## [TASK TO CARRY OUT]
If a line of the records holds the word "JSON", copy it out.

[Entries from a dataset of interfaces]
------------------------------------------------------------
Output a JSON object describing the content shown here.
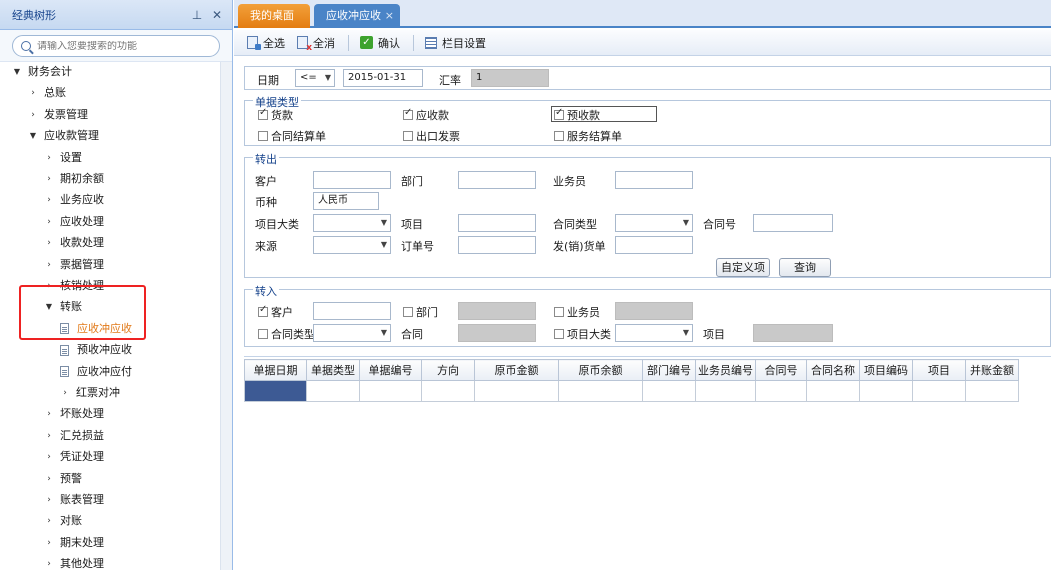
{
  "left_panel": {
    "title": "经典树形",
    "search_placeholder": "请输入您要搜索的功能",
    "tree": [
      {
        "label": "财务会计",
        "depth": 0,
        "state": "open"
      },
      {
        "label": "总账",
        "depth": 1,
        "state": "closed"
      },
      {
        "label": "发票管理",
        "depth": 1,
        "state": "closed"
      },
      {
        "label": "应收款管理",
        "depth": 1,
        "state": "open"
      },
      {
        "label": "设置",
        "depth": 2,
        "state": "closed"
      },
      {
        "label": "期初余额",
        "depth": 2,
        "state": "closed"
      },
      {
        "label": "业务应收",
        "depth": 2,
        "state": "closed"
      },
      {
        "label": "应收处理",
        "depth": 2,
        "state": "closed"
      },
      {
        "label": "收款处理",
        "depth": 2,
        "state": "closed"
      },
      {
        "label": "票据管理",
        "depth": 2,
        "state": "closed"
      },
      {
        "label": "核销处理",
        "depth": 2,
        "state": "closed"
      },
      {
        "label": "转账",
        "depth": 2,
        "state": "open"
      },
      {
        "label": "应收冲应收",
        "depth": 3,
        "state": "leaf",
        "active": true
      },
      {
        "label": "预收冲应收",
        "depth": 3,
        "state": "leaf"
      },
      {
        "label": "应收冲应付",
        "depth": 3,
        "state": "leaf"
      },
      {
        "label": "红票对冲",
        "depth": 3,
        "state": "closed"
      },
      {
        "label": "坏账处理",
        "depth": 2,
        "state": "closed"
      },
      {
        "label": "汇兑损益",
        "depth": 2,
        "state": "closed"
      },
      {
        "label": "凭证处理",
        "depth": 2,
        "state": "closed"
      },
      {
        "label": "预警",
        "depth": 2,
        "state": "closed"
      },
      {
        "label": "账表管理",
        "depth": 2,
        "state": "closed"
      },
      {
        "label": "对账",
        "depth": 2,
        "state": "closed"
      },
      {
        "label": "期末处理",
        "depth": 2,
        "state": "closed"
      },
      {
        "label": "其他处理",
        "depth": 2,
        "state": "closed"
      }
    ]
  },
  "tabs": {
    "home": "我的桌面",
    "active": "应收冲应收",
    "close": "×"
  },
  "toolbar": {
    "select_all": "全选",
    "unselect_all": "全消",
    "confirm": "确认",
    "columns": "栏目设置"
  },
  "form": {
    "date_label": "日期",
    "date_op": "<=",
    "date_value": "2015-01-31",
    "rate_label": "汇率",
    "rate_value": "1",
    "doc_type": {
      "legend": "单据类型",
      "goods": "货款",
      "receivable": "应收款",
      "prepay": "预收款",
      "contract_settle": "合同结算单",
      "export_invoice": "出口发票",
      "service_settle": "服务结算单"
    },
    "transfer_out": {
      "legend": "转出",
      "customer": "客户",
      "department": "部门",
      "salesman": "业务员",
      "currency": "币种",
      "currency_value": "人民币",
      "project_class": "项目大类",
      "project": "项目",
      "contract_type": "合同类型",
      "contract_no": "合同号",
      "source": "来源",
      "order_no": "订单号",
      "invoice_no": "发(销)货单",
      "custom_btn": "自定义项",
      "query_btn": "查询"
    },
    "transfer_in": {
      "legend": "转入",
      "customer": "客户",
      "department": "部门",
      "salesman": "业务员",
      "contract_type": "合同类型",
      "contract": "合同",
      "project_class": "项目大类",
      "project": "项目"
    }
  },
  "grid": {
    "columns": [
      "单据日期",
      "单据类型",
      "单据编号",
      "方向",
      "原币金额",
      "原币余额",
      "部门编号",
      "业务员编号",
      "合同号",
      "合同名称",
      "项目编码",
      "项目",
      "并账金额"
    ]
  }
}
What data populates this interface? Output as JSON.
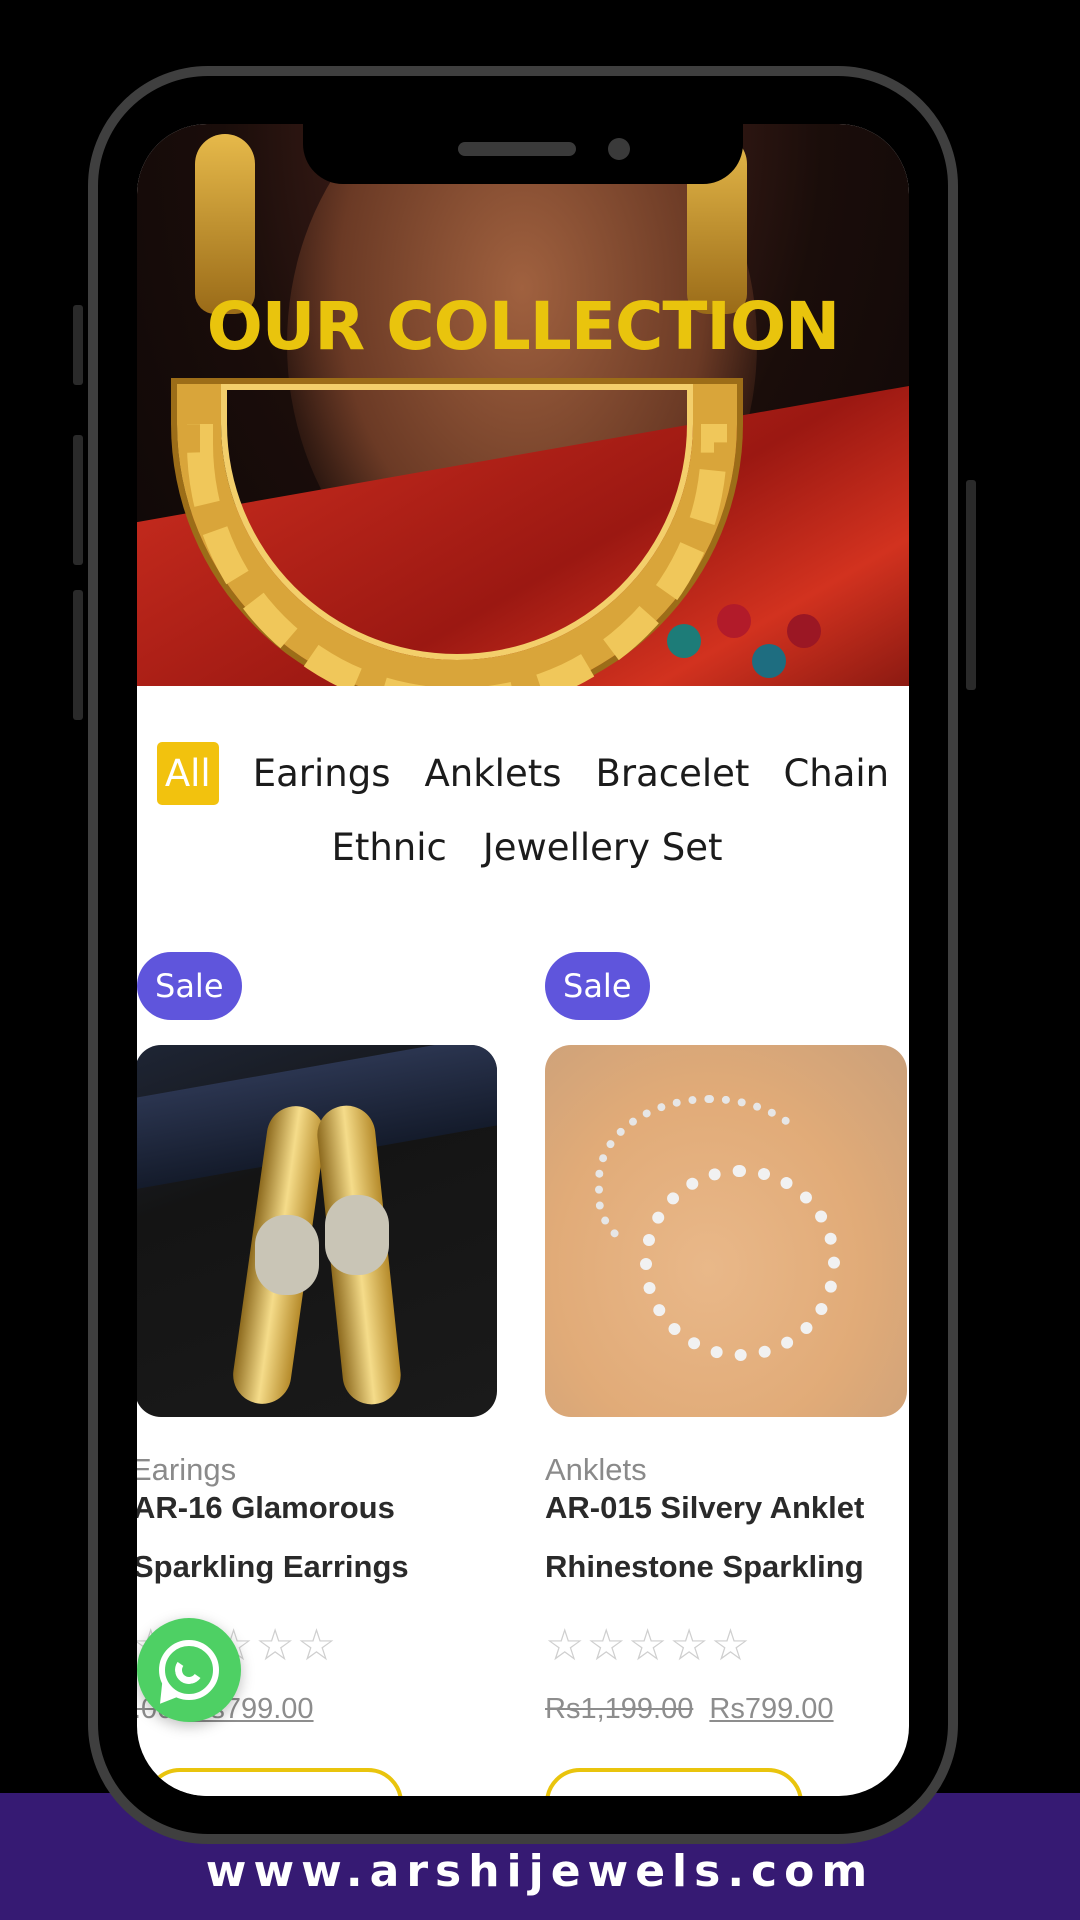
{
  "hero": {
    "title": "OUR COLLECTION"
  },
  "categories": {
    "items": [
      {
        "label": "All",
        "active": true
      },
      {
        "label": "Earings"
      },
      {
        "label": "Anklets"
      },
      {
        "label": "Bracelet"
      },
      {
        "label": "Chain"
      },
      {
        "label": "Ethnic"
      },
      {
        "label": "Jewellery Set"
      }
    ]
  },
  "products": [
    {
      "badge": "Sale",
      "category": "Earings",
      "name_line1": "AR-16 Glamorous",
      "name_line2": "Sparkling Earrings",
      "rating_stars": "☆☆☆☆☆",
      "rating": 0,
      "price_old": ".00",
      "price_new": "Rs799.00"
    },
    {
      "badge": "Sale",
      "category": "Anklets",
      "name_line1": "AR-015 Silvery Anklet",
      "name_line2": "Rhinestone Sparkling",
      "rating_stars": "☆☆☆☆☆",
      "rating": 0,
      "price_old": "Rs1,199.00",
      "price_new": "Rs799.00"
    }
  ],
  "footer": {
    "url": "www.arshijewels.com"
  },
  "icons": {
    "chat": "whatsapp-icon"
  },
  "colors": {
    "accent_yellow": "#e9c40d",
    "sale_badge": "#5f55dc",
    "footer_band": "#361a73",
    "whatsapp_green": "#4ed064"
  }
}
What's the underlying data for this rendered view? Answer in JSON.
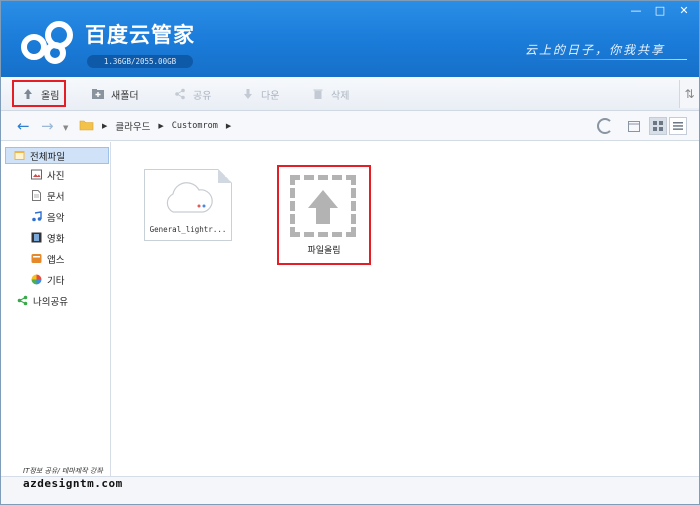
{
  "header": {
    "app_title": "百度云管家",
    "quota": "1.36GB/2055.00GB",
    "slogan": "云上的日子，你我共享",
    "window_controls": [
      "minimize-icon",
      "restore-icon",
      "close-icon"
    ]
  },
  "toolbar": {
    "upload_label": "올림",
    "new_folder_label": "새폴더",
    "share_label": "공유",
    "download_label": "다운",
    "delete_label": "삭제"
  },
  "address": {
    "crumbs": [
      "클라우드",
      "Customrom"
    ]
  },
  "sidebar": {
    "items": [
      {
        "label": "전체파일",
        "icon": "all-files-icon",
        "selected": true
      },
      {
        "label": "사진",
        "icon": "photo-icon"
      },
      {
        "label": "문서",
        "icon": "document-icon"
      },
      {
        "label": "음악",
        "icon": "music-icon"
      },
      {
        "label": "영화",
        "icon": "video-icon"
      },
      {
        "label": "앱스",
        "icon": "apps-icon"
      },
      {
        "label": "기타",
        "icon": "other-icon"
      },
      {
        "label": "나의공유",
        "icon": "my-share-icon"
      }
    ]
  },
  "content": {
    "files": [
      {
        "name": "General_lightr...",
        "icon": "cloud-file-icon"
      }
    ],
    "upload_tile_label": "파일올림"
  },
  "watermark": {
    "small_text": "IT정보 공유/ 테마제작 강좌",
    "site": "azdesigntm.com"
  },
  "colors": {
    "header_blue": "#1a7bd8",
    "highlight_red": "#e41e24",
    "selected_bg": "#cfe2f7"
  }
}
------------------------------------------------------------
## [ANSWER SPACE]
Output a JSON object describing the content shown here.
What data populates this interface? Output as JSON.
What's the underlying data for this rendered view? Answer in JSON.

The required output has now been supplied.